  • An environmental bucket is to be used for dredging silt or other fine-grained materials during cofferdam construction, transition operations, maintenance operations, repair operations and replacement operations undertaken under Certificate Condition 45 and WQC Condition 11. Drawings and specifications of the environmental bucket must be provided to DEC staff and DPS staff prior to the anticipated start of dredging

The PSC also said that HTP’s certificate is to be modified by amending the language in Certificate Condition 46 and §401 WQC Condition 12 to read:

  • All sediments excavated during cofferdam construction, transition activities at the landfall location, maintenance activities, repair activities and replacement activities must be disposed of at a state-approved upland disposal site unless approved for reuse in the excavated area by the USACE and DEC staff. HTP is to provide the result of all dredged sediment tests to DPS staff and DEC staff prior to reuse as cable cover or disposal at an approved upland location.
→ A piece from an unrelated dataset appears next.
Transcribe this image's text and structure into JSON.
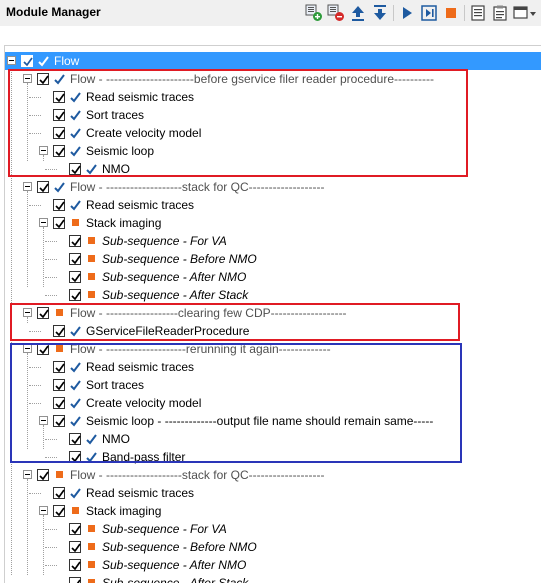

Dredged material is not to be sidecast, stockpiled on-site, or reintroduced into the harbor unless approved by the USACE and DEC staff

Among other things, the PSC said that HTP is to prepare, in consultation with DPS and DEC staff, a final excavation plan for submarine cable cut, cap and seal procedures prior to the start of repair activities included in the petition.

About Corina Rivera-Linares 3063 Articles
Corina Rivera-Linares, chief editor for TransmissionHub, has covered the U.S. power industry for the past 15 years. Before joining TransmissionHub, Corina covered renewable energy and environmental issues, as well as transmission, generation, regulation, legislation and ISO/RTO matters at SNL Financial. She has also covered such topics as health, politics, and education for weekly newspapers and national magazines. She can be reached at clinares@endeavorb2b.com.